In the space of just 21 years, the investment house has deleveloped into a $100bn business, with a market share of 3 per cent.
A grounded, team mentality is the key to Investec’s rapid rise to success, according to UK managing director David Aird (pictured right
Unlike some fund groups that have purposely sought after big names to run their flagship portfolios, Aird says Investec Asset Management
prefer to develop their talent from scratch and build high quality teams.
“If you look at football clubs like Manchester City and Chelsea, they are forming a squad of superstars with big egos and even bigger wage packets – paying them even before they’ve delivered,” he explained.
“They may do well initially, but they haven’t got the same dressing room spirit as a team like Manchester United, who are long term high performers that have developed quality players.”

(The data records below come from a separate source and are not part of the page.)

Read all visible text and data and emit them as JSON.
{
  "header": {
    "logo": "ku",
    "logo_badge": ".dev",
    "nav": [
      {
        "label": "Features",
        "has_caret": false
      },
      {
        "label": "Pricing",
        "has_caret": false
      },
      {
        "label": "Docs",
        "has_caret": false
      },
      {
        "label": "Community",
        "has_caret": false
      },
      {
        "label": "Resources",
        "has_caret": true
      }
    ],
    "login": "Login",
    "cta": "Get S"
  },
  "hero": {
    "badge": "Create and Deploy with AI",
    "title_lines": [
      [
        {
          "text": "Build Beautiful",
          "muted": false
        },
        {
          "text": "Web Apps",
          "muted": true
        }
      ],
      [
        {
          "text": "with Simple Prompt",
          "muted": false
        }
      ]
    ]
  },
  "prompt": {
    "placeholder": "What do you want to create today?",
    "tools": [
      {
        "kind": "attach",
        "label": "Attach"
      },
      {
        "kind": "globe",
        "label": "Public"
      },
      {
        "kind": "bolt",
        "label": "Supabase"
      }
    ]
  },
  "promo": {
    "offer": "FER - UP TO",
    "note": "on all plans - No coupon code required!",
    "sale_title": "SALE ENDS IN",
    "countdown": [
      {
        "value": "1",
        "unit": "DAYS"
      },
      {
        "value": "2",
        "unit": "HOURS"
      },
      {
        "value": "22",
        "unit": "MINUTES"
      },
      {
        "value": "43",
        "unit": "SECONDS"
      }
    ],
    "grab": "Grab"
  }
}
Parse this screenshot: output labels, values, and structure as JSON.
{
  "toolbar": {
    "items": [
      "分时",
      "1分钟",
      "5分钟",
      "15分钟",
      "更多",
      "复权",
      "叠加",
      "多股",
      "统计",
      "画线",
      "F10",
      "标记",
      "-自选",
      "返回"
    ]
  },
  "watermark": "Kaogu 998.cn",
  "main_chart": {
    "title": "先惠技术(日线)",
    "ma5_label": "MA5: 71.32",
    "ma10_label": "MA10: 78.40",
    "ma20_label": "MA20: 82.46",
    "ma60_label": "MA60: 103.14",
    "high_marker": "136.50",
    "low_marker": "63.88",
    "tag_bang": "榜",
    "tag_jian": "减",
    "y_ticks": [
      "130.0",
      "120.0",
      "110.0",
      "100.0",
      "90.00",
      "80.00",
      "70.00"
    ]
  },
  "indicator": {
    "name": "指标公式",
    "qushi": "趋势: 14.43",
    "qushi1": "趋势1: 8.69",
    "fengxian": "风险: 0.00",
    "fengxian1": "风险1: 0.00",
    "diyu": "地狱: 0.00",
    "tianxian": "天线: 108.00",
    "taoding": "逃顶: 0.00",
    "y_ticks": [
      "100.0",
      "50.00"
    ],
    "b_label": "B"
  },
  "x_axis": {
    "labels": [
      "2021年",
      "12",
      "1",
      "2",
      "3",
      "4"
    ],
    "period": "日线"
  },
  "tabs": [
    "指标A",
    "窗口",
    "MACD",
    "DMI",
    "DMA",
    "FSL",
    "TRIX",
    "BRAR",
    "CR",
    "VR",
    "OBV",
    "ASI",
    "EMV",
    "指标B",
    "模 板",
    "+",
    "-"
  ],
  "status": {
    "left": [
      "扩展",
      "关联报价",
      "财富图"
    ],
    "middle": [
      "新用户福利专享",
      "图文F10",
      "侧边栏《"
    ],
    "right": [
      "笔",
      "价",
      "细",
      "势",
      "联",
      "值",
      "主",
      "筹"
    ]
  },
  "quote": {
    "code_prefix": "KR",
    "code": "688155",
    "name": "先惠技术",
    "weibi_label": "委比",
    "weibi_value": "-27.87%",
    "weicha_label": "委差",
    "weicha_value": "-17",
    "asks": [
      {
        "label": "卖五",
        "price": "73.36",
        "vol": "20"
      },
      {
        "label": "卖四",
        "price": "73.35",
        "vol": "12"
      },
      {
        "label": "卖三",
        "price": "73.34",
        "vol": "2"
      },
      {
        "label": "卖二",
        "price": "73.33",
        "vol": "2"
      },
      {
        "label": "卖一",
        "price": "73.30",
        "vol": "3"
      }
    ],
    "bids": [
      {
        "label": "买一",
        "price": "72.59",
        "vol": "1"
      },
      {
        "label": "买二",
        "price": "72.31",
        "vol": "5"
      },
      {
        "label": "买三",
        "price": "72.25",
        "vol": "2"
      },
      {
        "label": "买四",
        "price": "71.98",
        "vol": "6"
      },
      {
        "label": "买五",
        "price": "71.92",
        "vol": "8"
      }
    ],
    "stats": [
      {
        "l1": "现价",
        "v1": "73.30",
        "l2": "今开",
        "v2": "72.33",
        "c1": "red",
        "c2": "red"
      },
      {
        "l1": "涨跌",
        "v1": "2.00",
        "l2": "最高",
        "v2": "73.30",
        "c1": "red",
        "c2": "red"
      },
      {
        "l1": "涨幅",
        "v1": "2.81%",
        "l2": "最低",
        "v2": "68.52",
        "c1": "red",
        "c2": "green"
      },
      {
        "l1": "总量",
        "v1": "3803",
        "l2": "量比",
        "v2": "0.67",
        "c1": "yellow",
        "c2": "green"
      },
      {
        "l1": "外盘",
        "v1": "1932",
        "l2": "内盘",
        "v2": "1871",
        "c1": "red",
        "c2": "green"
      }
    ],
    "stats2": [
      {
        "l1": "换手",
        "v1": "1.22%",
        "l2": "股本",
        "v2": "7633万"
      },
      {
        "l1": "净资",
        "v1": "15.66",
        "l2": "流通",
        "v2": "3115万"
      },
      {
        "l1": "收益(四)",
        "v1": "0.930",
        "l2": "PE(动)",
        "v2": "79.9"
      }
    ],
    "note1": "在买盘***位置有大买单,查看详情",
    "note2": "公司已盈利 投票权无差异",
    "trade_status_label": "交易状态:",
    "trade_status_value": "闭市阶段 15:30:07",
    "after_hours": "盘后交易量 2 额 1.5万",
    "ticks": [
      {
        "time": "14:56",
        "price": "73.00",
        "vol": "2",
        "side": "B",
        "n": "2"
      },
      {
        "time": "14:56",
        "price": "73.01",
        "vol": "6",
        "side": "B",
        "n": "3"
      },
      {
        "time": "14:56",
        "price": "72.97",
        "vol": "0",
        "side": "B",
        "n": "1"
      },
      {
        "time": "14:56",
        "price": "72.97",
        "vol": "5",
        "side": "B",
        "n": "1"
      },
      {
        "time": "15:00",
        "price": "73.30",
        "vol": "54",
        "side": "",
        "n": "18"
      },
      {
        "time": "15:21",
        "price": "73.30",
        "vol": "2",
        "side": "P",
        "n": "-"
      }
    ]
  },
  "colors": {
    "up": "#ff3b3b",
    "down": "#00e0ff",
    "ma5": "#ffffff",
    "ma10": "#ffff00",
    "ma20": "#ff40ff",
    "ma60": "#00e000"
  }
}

“It’s a similar way of thinking with Investec – we don’t rely on a couple of individuals to drive our performance. We have seven investment teams managing 27 funds, which all very different in their own way, split between a managed solutions and specialist range. The individuals from these teams haven’t been imported – they’ve been developed over many years.”
“In the past we’ve seen what happens to firms that rely on one or two managers, which is something we don’t do here.”
All four of Investec’s FE Alpha Managers – Philip Saunders
, Philip Rodrigs
, Bradley George
and Peter Eerdmans
, have been at the firm for more than five years. Investec’s longest standing managers include Saunders, who joined the group in 1998, and the highly popular Alistair Mundy
, who has headed up the Investec UK Special Situations
and Investec Cautious Managed
funds since the early 2000s.
Mundy has returned 117.99 per cent since beginning his career in July 2000 - more than twice as much as his peer group composite.
Performance of manager versus peer group since 2000
Source: FE Analytics
Investec, which was only founded in 1991, currently manages close to $100bn in assets, split 60/40 between institutional and retail money. According to FE data, at the end of January 2012, the group’s 27 funds in the unit trust and OEIC universe have combined assets under management (AUM) of 9.6bn.
“In 2000 our IMA funds had just £280m, which shows how far we’ve come,” said Aird. “At present we have a market share of around 3 per cent. Our next aim is to emulate the likes of Jupiter and Schroders, who are closer to 5 per cent. That’s the benchmark at the moment.”
Aird hinted that the team plans to launch a multi-asset income fund in the near future, which will be run by Saunders; however, details of the launch are yet to be confirmed.
“I’m often asked why Investec hasn’t launched an income fund,” he said. “However, we don’t like the ‘me too’ attitude, and see the area as extremely overcrowded.”
“If we were to launch of an income fund, it would have to be something very different to what’s on the market at the moment,” Aird finished.